TASK GOAL: Please say how many lines in the entries below hold the string "screenshot", with no other words.

********************

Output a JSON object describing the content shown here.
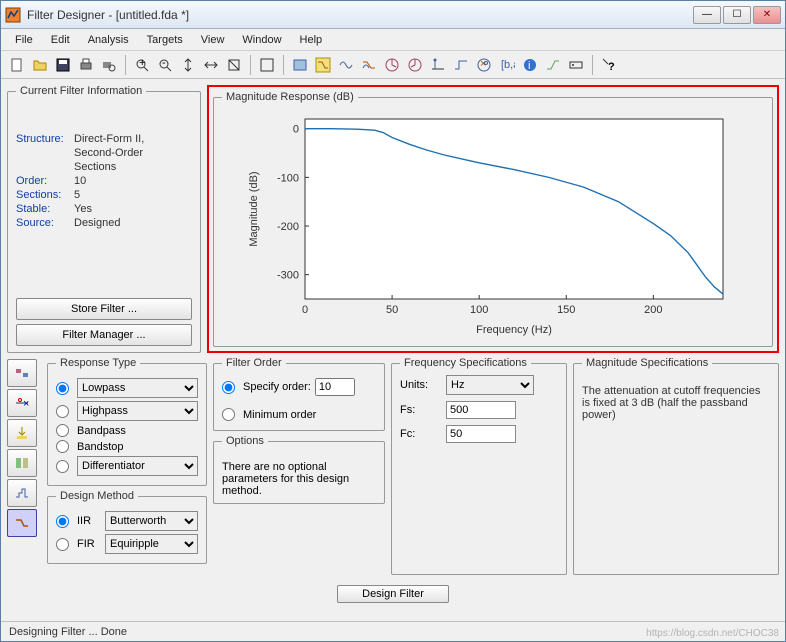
{
  "window": {
    "title": "Filter Designer -  [untitled.fda *]"
  },
  "menu": {
    "file": "File",
    "edit": "Edit",
    "analysis": "Analysis",
    "targets": "Targets",
    "view": "View",
    "window": "Window",
    "help": "Help"
  },
  "filterinfo": {
    "legend": "Current Filter Information",
    "structure_k": "Structure:",
    "structure_v1": "Direct-Form II,",
    "structure_v2": "Second-Order",
    "structure_v3": "Sections",
    "order_k": "Order:",
    "order_v": "10",
    "sections_k": "Sections:",
    "sections_v": "5",
    "stable_k": "Stable:",
    "stable_v": "Yes",
    "source_k": "Source:",
    "source_v": "Designed",
    "store_btn": "Store Filter ...",
    "manager_btn": "Filter Manager ..."
  },
  "magresp": {
    "legend": "Magnitude Response (dB)"
  },
  "chart_data": {
    "type": "line",
    "title": "Magnitude Response (dB)",
    "xlabel": "Frequency (Hz)",
    "ylabel": "Magnitude (dB)",
    "xlim": [
      0,
      240
    ],
    "xticks": [
      0,
      50,
      100,
      150,
      200
    ],
    "ylim": [
      -350,
      20
    ],
    "yticks": [
      0,
      -100,
      -200,
      -300
    ],
    "x": [
      0,
      15,
      30,
      40,
      45,
      50,
      60,
      70,
      80,
      90,
      100,
      120,
      140,
      160,
      180,
      200,
      210,
      220,
      225,
      230,
      235,
      240
    ],
    "values": [
      0,
      0,
      -1,
      -3,
      -8,
      -18,
      -32,
      -44,
      -54,
      -62,
      -70,
      -84,
      -100,
      -120,
      -150,
      -195,
      -220,
      -255,
      -280,
      -305,
      -325,
      -340
    ]
  },
  "resptype": {
    "legend": "Response Type",
    "lowpass": "Lowpass",
    "highpass": "Highpass",
    "bandpass": "Bandpass",
    "bandstop": "Bandstop",
    "differentiator": "Differentiator"
  },
  "designmethod": {
    "legend": "Design Method",
    "iir": "IIR",
    "iir_sel": "Butterworth",
    "fir": "FIR",
    "fir_sel": "Equiripple"
  },
  "filterorder": {
    "legend": "Filter Order",
    "specify": "Specify order:",
    "specify_val": "10",
    "minimum": "Minimum order"
  },
  "options": {
    "legend": "Options",
    "text": "There are no optional parameters for this design method."
  },
  "freqspec": {
    "legend": "Frequency Specifications",
    "units": "Units:",
    "units_val": "Hz",
    "fs": "Fs:",
    "fs_val": "500",
    "fc": "Fc:",
    "fc_val": "50"
  },
  "magspec": {
    "legend": "Magnitude Specifications",
    "text": "The attenuation at cutoff frequencies is fixed at 3 dB (half the passband power)"
  },
  "design_btn": "Design Filter",
  "status": "Designing Filter ... Done",
  "watermark": "https://blog.csdn.net/CHOC38"
}
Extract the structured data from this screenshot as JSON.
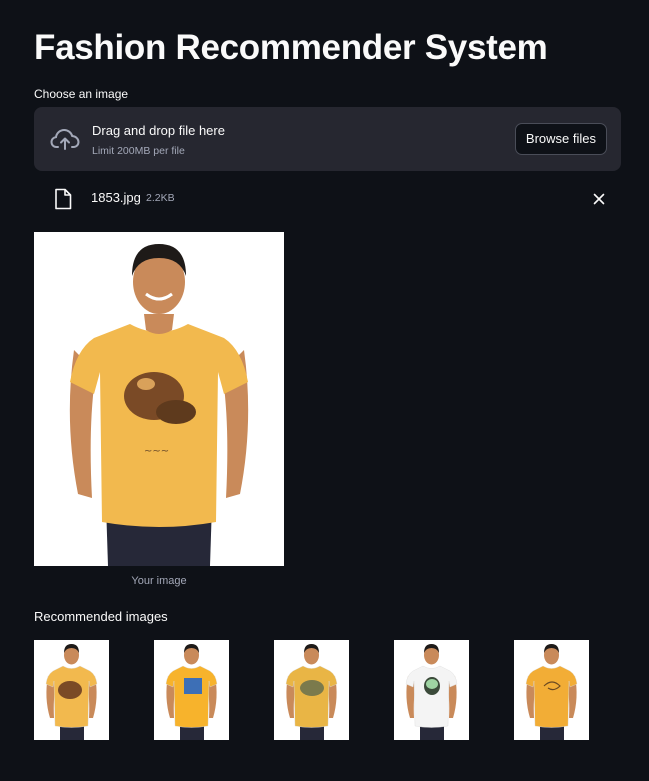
{
  "page": {
    "title": "Fashion Recommender System"
  },
  "uploader": {
    "label": "Choose an image",
    "drop_text": "Drag and drop file here",
    "limit_text": "Limit 200MB per file",
    "browse_label": "Browse files"
  },
  "uploaded_file": {
    "name": "1853.jpg",
    "size": "2.2KB"
  },
  "preview": {
    "caption": "Your image"
  },
  "recommendations": {
    "label": "Recommended images",
    "items": [
      {
        "shirt_color": "#f2b94e",
        "graphic": "brown-bear"
      },
      {
        "shirt_color": "#f7b32c",
        "graphic": "blue-print"
      },
      {
        "shirt_color": "#e9b545",
        "graphic": "olive-print"
      },
      {
        "shirt_color": "#f4f4f4",
        "graphic": "green-skull"
      },
      {
        "shirt_color": "#f2ad36",
        "graphic": "line-art"
      }
    ]
  },
  "colors": {
    "background": "#0e1117",
    "panel": "#262730",
    "text": "#fafafa",
    "muted_text": "#a3a8b8"
  }
}
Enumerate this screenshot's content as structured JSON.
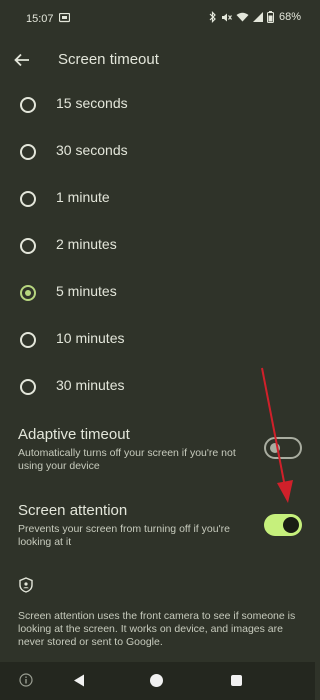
{
  "status_bar": {
    "time": "15:07",
    "battery_text": "68%",
    "icons": [
      "notification-icon",
      "bluetooth-icon",
      "mute-icon",
      "wifi-icon",
      "signal-icon",
      "battery-icon"
    ]
  },
  "app_bar": {
    "title": "Screen timeout",
    "back_icon": "back-arrow-icon"
  },
  "timeout_options": [
    {
      "label": "15 seconds",
      "selected": false
    },
    {
      "label": "30 seconds",
      "selected": false
    },
    {
      "label": "1 minute",
      "selected": false
    },
    {
      "label": "2 minutes",
      "selected": false
    },
    {
      "label": "5 minutes",
      "selected": true
    },
    {
      "label": "10 minutes",
      "selected": false
    },
    {
      "label": "30 minutes",
      "selected": false
    }
  ],
  "adaptive_timeout": {
    "title": "Adaptive timeout",
    "subtitle": "Automatically turns off your screen if you're not using your device",
    "enabled": false
  },
  "screen_attention": {
    "title": "Screen attention",
    "subtitle": "Prevents your screen from turning off if you're looking at it",
    "enabled": true
  },
  "footer": {
    "icon": "shield-icon",
    "note": "Screen attention uses the front camera to see if someone is looking at the screen. It works on device, and images are never stored or sent to Google."
  },
  "nav_bar": {
    "icons": [
      "info-icon",
      "nav-back-icon",
      "nav-home-icon",
      "nav-recents-icon"
    ]
  },
  "colors": {
    "background": "#2f3329",
    "accent": "#b7d67f",
    "toggle_on": "#c6f07c",
    "annotation_arrow": "#d0202a"
  }
}
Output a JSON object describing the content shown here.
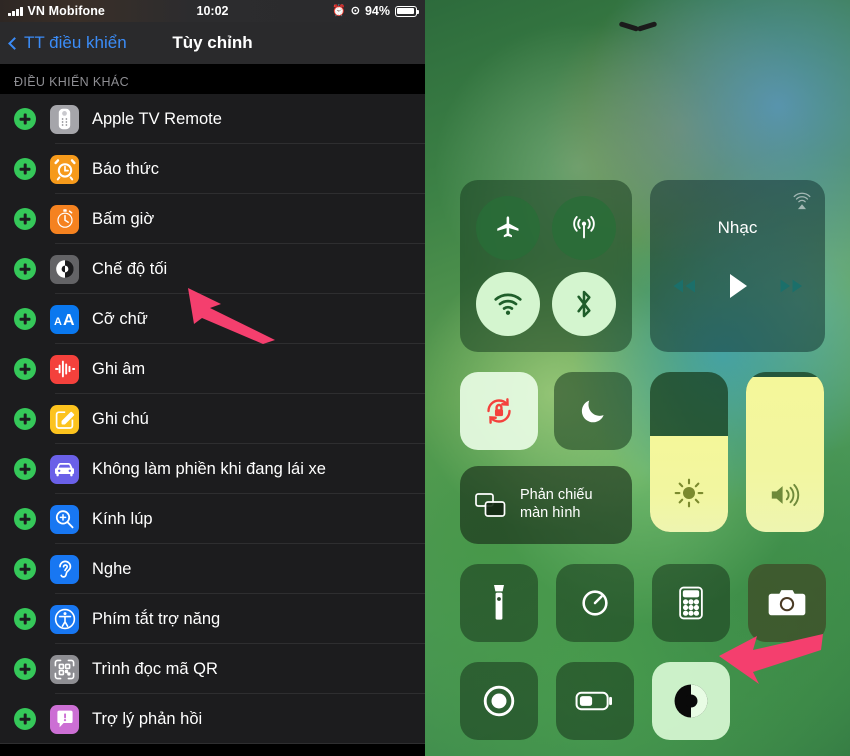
{
  "status_bar": {
    "carrier": "VN Mobifone",
    "signal_icon": "signal-bars-icon",
    "time": "10:02",
    "alarm_icon": "alarm-clock-icon",
    "rotation_lock_icon": "rotation-lock-icon",
    "battery_percent": "94%",
    "battery_level": 94
  },
  "nav": {
    "back_label": "TT điều khiển",
    "back_icon": "chevron-left-icon",
    "title": "Tùy chỉnh"
  },
  "section": {
    "header": "ĐIỀU KHIỂN KHÁC"
  },
  "controls_list": [
    {
      "label": "Apple TV Remote",
      "icon": "apple-tv-remote-icon",
      "color": "#a5a5aa",
      "add_icon": "plus-circle-icon"
    },
    {
      "label": "Báo thức",
      "icon": "alarm-clock-icon",
      "color": "#f69a1b",
      "add_icon": "plus-circle-icon"
    },
    {
      "label": "Bấm giờ",
      "icon": "stopwatch-icon",
      "color": "#f58220",
      "add_icon": "plus-circle-icon"
    },
    {
      "label": "Chế độ tối",
      "icon": "dark-mode-icon",
      "color": "#636366",
      "add_icon": "plus-circle-icon"
    },
    {
      "label": "Cỡ chữ",
      "icon": "text-size-icon",
      "color": "#0a78ef",
      "add_icon": "plus-circle-icon"
    },
    {
      "label": "Ghi âm",
      "icon": "voice-memos-icon",
      "color": "#f4413c",
      "add_icon": "plus-circle-icon"
    },
    {
      "label": "Ghi chú",
      "icon": "notes-icon",
      "color": "#fcc31e",
      "add_icon": "plus-circle-icon"
    },
    {
      "label": "Không làm phiền khi đang lái xe",
      "icon": "car-icon",
      "color": "#6a60e8",
      "add_icon": "plus-circle-icon"
    },
    {
      "label": "Kính lúp",
      "icon": "magnifier-icon",
      "color": "#1877f2",
      "add_icon": "plus-circle-icon"
    },
    {
      "label": "Nghe",
      "icon": "hearing-ear-icon",
      "color": "#1877f2",
      "add_icon": "plus-circle-icon"
    },
    {
      "label": "Phím tắt trợ năng",
      "icon": "accessibility-icon",
      "color": "#1877f2",
      "add_icon": "plus-circle-icon"
    },
    {
      "label": "Trình đọc mã QR",
      "icon": "qr-code-icon",
      "color": "#8e8e93",
      "add_icon": "plus-circle-icon"
    },
    {
      "label": "Trợ lý phản hồi",
      "icon": "feedback-assistant-icon",
      "color": "#cc6fd4",
      "add_icon": "plus-circle-icon"
    }
  ],
  "control_center": {
    "handle_icon": "chevron-down-handle-icon",
    "connectivity": {
      "airplane": {
        "icon": "airplane-icon",
        "state": "off"
      },
      "cellular": {
        "icon": "cellular-data-icon",
        "state": "off"
      },
      "wifi": {
        "icon": "wifi-icon",
        "state": "on"
      },
      "bluetooth": {
        "icon": "bluetooth-icon",
        "state": "on"
      }
    },
    "music": {
      "title": "Nhạc",
      "airplay_icon": "airplay-audio-icon",
      "rewind_icon": "rewind-icon",
      "play_icon": "play-icon",
      "forward_icon": "fast-forward-icon"
    },
    "rotation_lock": {
      "icon": "rotation-lock-icon",
      "state": "on"
    },
    "do_not_disturb": {
      "icon": "moon-icon",
      "state": "off"
    },
    "screen_mirroring": {
      "label_line1": "Phản chiếu",
      "label_line2": "màn hình",
      "icon": "screen-mirroring-icon"
    },
    "brightness": {
      "icon": "brightness-sun-icon",
      "value": 60
    },
    "volume": {
      "icon": "volume-speaker-icon",
      "value": 97
    },
    "tiles": [
      {
        "icon": "flashlight-icon",
        "name": "flashlight",
        "state": "off",
        "style": "dark"
      },
      {
        "icon": "timer-icon",
        "name": "timer",
        "state": "off",
        "style": "dark"
      },
      {
        "icon": "calculator-icon",
        "name": "calculator",
        "state": "off",
        "style": "dark"
      },
      {
        "icon": "camera-icon",
        "name": "camera",
        "state": "off",
        "style": "warm"
      },
      {
        "icon": "screen-record-icon",
        "name": "screen-record",
        "state": "off",
        "style": "dark"
      },
      {
        "icon": "low-power-battery-icon",
        "name": "low-power-mode",
        "state": "off",
        "style": "dark"
      },
      {
        "icon": "dark-mode-icon",
        "name": "dark-mode",
        "state": "on",
        "style": "hi"
      }
    ]
  },
  "annotations": {
    "arrow_color": "#f43f6e",
    "arrow_left_target": "Chế độ tối",
    "arrow_right_target": "dark-mode-tile"
  }
}
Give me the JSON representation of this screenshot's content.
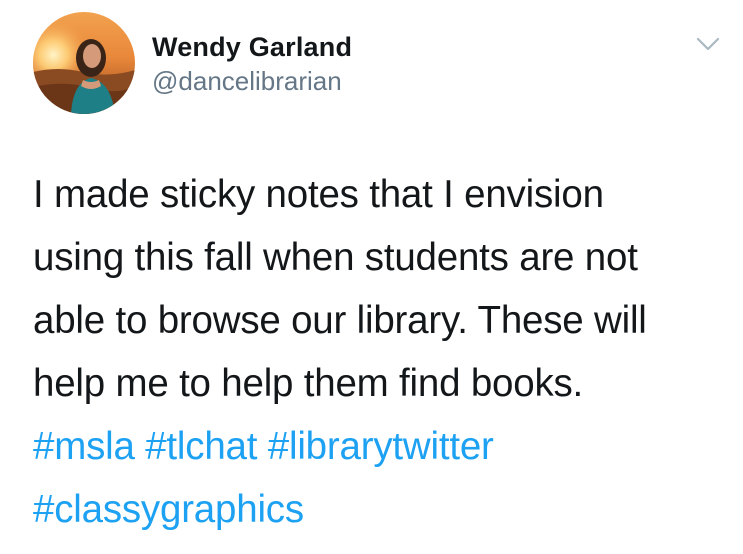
{
  "user": {
    "display_name": "Wendy Garland",
    "handle": "@dancelibrarian"
  },
  "tweet": {
    "text_lines": [
      "I made sticky notes that I envision",
      "using this fall when students are not",
      "able to browse our library. These will",
      "help me to help them find books."
    ],
    "hashtags": [
      "#msla",
      "#tlchat",
      "#librarytwitter",
      "#classygraphics"
    ]
  },
  "icons": {
    "menu": "chevron-down-icon",
    "avatar": "profile-photo"
  },
  "colors": {
    "text": "#14171a",
    "secondary": "#657786",
    "link": "#1da1f2",
    "chevron": "#aab8c2"
  }
}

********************

EXPECTED OUTPUT: 3